There was a lengthy article in the Globe and Mail today, the full text of the article can be found here:
It isn’t surprising to hear that unions are struggling, if you think back about 15 years ago we saw unions such as the CAW recruiting new bargaining units from industries that were not related to auto workers at all, such as hotel employees; at that time the auto industry was experiencing many challenges and the CAW went looking for other arenas to grow their membership in.
Now, with a tanked economy, a divisive federal government, and business owners with a public outlet creating incredible pressures against union demands in both the public and private sectors it is little surprise that union leaders are publicly admitting just how devastated their organizations are now. Add a public who have seen their standard of living erode and the increasing loss of a sense of being heard and any advocacy organization will have increased challenges.
Are they out of touch with the workforce of today? Maybe. It is also true that there is a perception of union membership being that of people, who are vulnerable, under-educated and overpaid; or alternately of a ‘thug’ mentality as some would depict union members. This of course, ignores the professional unions but in this case they seem to be categorized as lazy and greedy. If a business owner believes that a union will cut too deeply into their profits or make day-to-day operations more difficult then attributing negative characteristics to the members of a union appear to be one way of discouraging employees to apply for union certification. If a government is closely aligned with business owners then using legislation to essentially negate the bargaining strength of the union negotiators is a way to not only appease those business friends but it leaves the union members with a sense of hopelessness in the bargaining process. It also helps alter the way voters may look at unions that closely identify with unions, making them appear to be ineffective and out of touch. To the taxpayer who is self-oriented, an attitude that they do not want a union member to have a pay scale or benefits that the taxpayer does not already have. Perhaps it creates a negative impression that they are paying for those pay and benefits out of their tax dollars or increased product prices at a loss to themselves. Us versus them is an attitude that we are seeing increasingly in this country. Read the comments after the article and you see an unfortunately typical response, pitting citizen against citizen, without a reasonable solution in sight.

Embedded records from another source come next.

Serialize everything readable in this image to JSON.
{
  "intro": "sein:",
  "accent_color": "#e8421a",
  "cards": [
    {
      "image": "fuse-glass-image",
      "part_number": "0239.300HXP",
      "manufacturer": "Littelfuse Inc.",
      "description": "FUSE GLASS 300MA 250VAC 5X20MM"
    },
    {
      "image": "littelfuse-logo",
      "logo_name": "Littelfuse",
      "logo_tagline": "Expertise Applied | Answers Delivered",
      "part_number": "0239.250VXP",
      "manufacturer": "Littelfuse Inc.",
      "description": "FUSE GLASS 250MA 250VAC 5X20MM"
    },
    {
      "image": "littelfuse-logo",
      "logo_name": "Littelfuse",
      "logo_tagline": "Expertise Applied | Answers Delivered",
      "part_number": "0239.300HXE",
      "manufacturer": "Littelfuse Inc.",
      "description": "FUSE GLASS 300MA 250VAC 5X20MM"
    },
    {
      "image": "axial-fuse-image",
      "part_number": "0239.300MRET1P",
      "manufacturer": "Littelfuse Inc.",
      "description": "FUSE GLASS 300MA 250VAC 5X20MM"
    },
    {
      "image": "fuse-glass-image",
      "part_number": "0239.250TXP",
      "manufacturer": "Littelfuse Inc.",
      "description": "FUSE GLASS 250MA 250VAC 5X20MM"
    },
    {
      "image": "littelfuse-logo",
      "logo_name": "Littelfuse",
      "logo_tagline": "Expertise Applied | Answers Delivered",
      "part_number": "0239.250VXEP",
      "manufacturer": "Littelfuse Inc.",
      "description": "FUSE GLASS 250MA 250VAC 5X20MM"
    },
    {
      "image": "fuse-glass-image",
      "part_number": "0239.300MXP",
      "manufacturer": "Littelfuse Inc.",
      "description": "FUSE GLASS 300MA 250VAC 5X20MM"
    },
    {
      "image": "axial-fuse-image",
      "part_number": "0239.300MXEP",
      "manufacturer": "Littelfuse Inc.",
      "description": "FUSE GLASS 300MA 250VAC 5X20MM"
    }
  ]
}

I am not pro-union or anti-union. As I do with organizations that affect large groups of people I look at the facts, the pros and cons, what will produce the most benefit and the least harm, and what takes into account the future, not just today. But when we descend into name-calling and promote adversarial approaches to issues that affect people each and every day and the future well being of many, we lose. No matter what we believe in, no matter whom we support, when we descend into that behaviour, we lose. And so does the well being of the citizens of our country.